Europol — the European Union's police agency — said in a grim analysis of IS tactics published Friday that EU countries participating in the U.S.-led coalition fighting the extremist group in Syria and Iraq are most at risk.
France and Belgium are among the European nations that have joined the U.S.-led coalition. Others include Britain, the Netherlands and Denmark. Germany's military also is involved, but not in combat operations.
Europol director Rob Wainwright said in an interview that counterterrorism agencies are tackling the threat from IS in
"That says something about the level of the threat, but also about the level of interconnectedness amongst the counterterrorist community here," Wainwright told The Associated Press at Europol's headquarters.
In the report released Friday, Europol said car bombs and other tactics the Islamic State group uses in Iraq and Syria could also be deployed in Europe. It said past attacks such as those in France and Belgium over the last two years show that extremists acting in the name of IS can effectively plan complex attacks.
"Estimates from some intelligence services indicate several dozen people directed by IS may be currently present in Europe with a capability to commit terrorist attacks," according to the report, which draws on counterterrorism intelligence from around Europe as well as media reports and previously publicized calls by IS leaders for attacks.
Despite the warnings, Wainwright expressed optimism that the counterterrorism efforts will likely, over the long term, rein in the threat posed by Islamic State.
"We're not there yet. I think we will get there. It might be replaced in the future, of course, by another iteration in the international terrorist scene," he said. "So it doesn't have to be the new normal, but we have to take the right measures, right now, to protect our citizens from the kind of atrocities that unfortunately we've suffered in the last two years."
Community leaders also have a role to play in diminishing the threat from IS recruiters and trainers who prey on marginalized youths — some of whom may have mental health problems or backgrounds in petty crime — and incite them to carry out attacks, Wainwright said.
"We have to work in the community with faith leaders, with parents, with teachers to try and make sure that these young impressionable minds are not turned so easily," he said.
The Europol report noted a shift in IS attacks from symbolic targets like police officers and military personnel to indiscriminate attacks on civilian targets, such as the attacks a year ago in Paris at a rock concert, the national stadium and bustling sidewalk cafes.
"Indiscriminate attacks have a very powerful effect on the public in general, which is one of the main goals of terrorism: to seriously intimidate a population," according to the report, which concludes the focus on so-called soft targets means that attacking critical infrastructure like power grids and nuclear facilities is "currently not a priority."

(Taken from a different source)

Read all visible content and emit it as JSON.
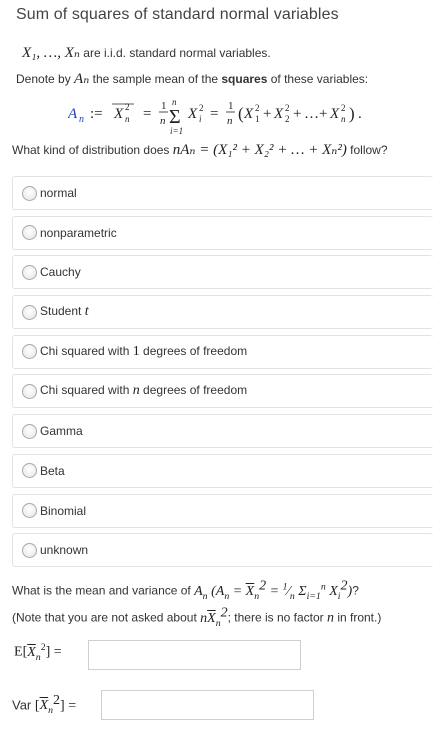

Meanwhile, a police raid in Morocco in February may have thwarted a possible chemical or biological weapons attack by an IS cell, raising the
The report noted, however, that automatic firearms, knives and vehicles are more easily available and that "the effectiveness, ease of use and access of these weapons will continue to be relevant."
The consensus among intelligence agencies in EU member states is that "the cyber capabilities of terrorist groups are still relatively low," Europol's report said.
But the document's authors added that "the possibility of terrorist-affiliated cyber groups engaging in cyber warfare sponsored by Nation States - those with capacities to engage in this type of attacks - should not be discounted."